Dr Baumann writes well, making the book easy to read. The prose has none of the third-person objective staidness of academic writing. The headings of the 41 chapters illustrate the point: The notion of madness, The need for the other, The frontier: A historical context, Living with uncertainly, The boundaries of mental illness and the problems of living, The confounding limits of science, The biology of madness, Medication and madness, Traditional healers, Freud, Jung and other interpreters, Coercion, Violence, Unreason, Wonder, Shame, The dream of the community, The status of disability and its complications, It's all in the mind, At least it's not going to kill you, The cliché of the madness of the world, Madness is not a metaphor, The romance of madness, Madness and the theatre, Art and madness: Madness and machines, Psychopathy and psychosis, Fear, Anxiety, psychiatry in disarray and a celebrity circus, The problem with depression, The illusory thrill of mania, The allure of intoxication, Madness as a disorder of consciousness, Madness as a disorder of self, Bring back my son, I can't go on like this, Odd ideas, and rarely a strange beauty, Hearing voices, or listening, A family aghast, Suicide and its aftermath, HIV and madness, Huntington's disease, syphilis and other tragedies of a damaged brain, Meaning and madness.

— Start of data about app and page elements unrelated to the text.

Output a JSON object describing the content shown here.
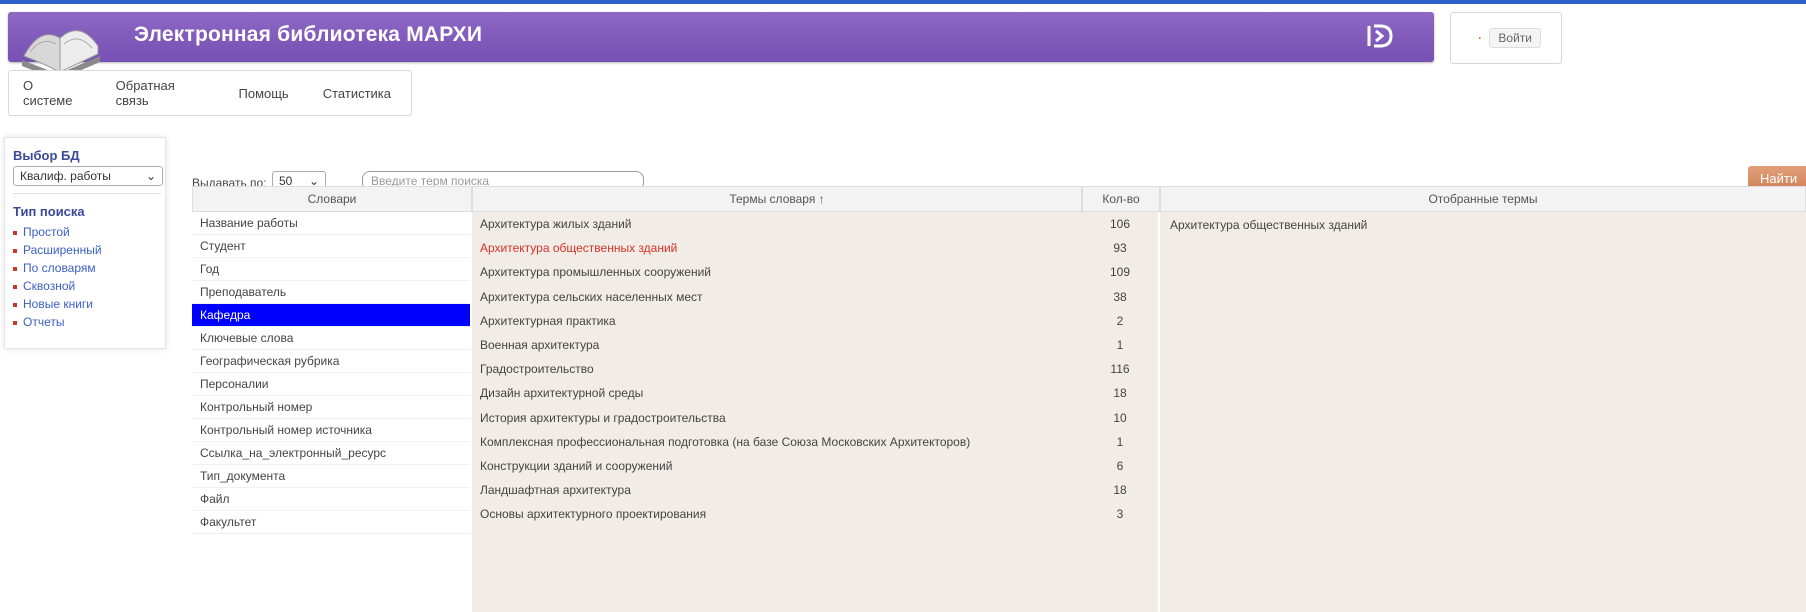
{
  "app": {
    "title": "Электронная библиотека МАРХИ",
    "brand_mark": "Ƀ",
    "login_label": "Войти",
    "accent_color": "#7d58b9"
  },
  "nav": {
    "items": [
      {
        "label": "О системе"
      },
      {
        "label": "Обратная связь"
      },
      {
        "label": "Помощь"
      },
      {
        "label": "Статистика"
      }
    ]
  },
  "left_panel": {
    "db_label": "Выбор БД",
    "db_value": "Квалиф. работы",
    "search_type_label": "Тип поиска",
    "search_types": [
      {
        "label": "Простой"
      },
      {
        "label": "Расширенный"
      },
      {
        "label": "По словарям"
      },
      {
        "label": "Сквозной"
      },
      {
        "label": "Новые книги"
      },
      {
        "label": "Отчеты"
      }
    ]
  },
  "toolbar": {
    "per_page_label": "Выдавать по:",
    "per_page_value": "50",
    "search_placeholder": "Введите терм поиска",
    "find_label": "Найти"
  },
  "table": {
    "headers": {
      "dictionaries": "Словари",
      "terms": "Термы словаря ↑",
      "count": "Кол-во",
      "selected": "Отобранные термы"
    },
    "dictionaries": [
      {
        "label": "Название работы"
      },
      {
        "label": "Студент"
      },
      {
        "label": "Год"
      },
      {
        "label": "Преподаватель"
      },
      {
        "label": "Кафедра",
        "selected": true
      },
      {
        "label": "Ключевые слова"
      },
      {
        "label": "Географическая рубрика"
      },
      {
        "label": "Персоналии"
      },
      {
        "label": "Контрольный номер"
      },
      {
        "label": "Контрольный номер источника"
      },
      {
        "label": "Ссылка_на_электронный_ресурс"
      },
      {
        "label": "Тип_документа"
      },
      {
        "label": "Файл"
      },
      {
        "label": "Факультет"
      }
    ],
    "terms": [
      {
        "name": "Архитектура жилых зданий",
        "count": "106"
      },
      {
        "name": "Архитектура общественных зданий",
        "count": "93",
        "active": true
      },
      {
        "name": "Архитектура промышленных сооружений",
        "count": "109"
      },
      {
        "name": "Архитектура сельских населенных мест",
        "count": "38"
      },
      {
        "name": "Архитектурная практика",
        "count": "2"
      },
      {
        "name": "Военная архитектура",
        "count": "1"
      },
      {
        "name": "Градостроительство",
        "count": "116"
      },
      {
        "name": "Дизайн архитектурной среды",
        "count": "18"
      },
      {
        "name": "История архитектуры и градостроительства",
        "count": "10"
      },
      {
        "name": "Комплексная профессиональная подготовка (на базе Союза Московских Архитекторов)",
        "count": "1"
      },
      {
        "name": "Конструкции зданий и сооружений",
        "count": "6"
      },
      {
        "name": "Ландшафтная архитектура",
        "count": "18"
      },
      {
        "name": "Основы архитектурного проектирования",
        "count": "3"
      }
    ],
    "selected_terms": [
      {
        "label": "Архитектура общественных зданий"
      }
    ]
  }
}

Throughout these chapters, the author uses actual clinical encounters to make and describe a point.

Antjie Krog, one of South Africa's internationally renowned poets, writes the set-up blurb and sums up the content of the book and the reading experience best: 'This book has irrevocably changed my understanding of madness. Through succinct and often poetic accounts, Baumann carefully mediates access to glimpses of the brave, fearful, lonely, and vulnerable humanities of those suffering from psychiatric disorders, especially schizophrenia. The text, illuminated by extraordinary artwork, compels one to believe that beyond all the distress and despair, there is, and always should be, hope."

Occupational therapy and occupational therapists are mentioned several times in the book. Each time in authentic and well recognised scenarios, showing Dr Baumann's experience of having worked with occupational therapists and his understanding and appreciation of our role. Some such scenarios (Pages 89 - 90) had me laughing out loud and I still smile every time I recall them. A highly appreciated aspect of the book, for me, was the contextual relevance to our South African realities that permeate it. Many of the author's insights and experiences will transfer well to other African countries with similar mental health resources, intervention strategies, and cultural views.

This has been one of the best books I read in 2021, and I highly recommend it to all occupational therapists, not only those working - but teaching also - or interested in mental health. The last sentence of the book epitomises the reason why I am an occupational therapist. It describes what I personally have had to hold on to, to go to work, when working with broken, hurt people gets too much. It is also a mindset I have admired and appreciated in so many of my patients: "Beyond hopelessness and reason and madness, there is only hope." (Page 347)

Reviewer: Dr Hester M van Biljon, B Occ Ther (UFS), M Occ Ther (UFS) PhD (Wits).

Declaration of bias: The reviewer has no bias to declare. She has no affiliation with UCT, Valkenberg Hospital, the publisher, or the author.

Creative Commons License All the contents of this journal, except where otherwise noted, is licensed under a Creative Commons Attribution License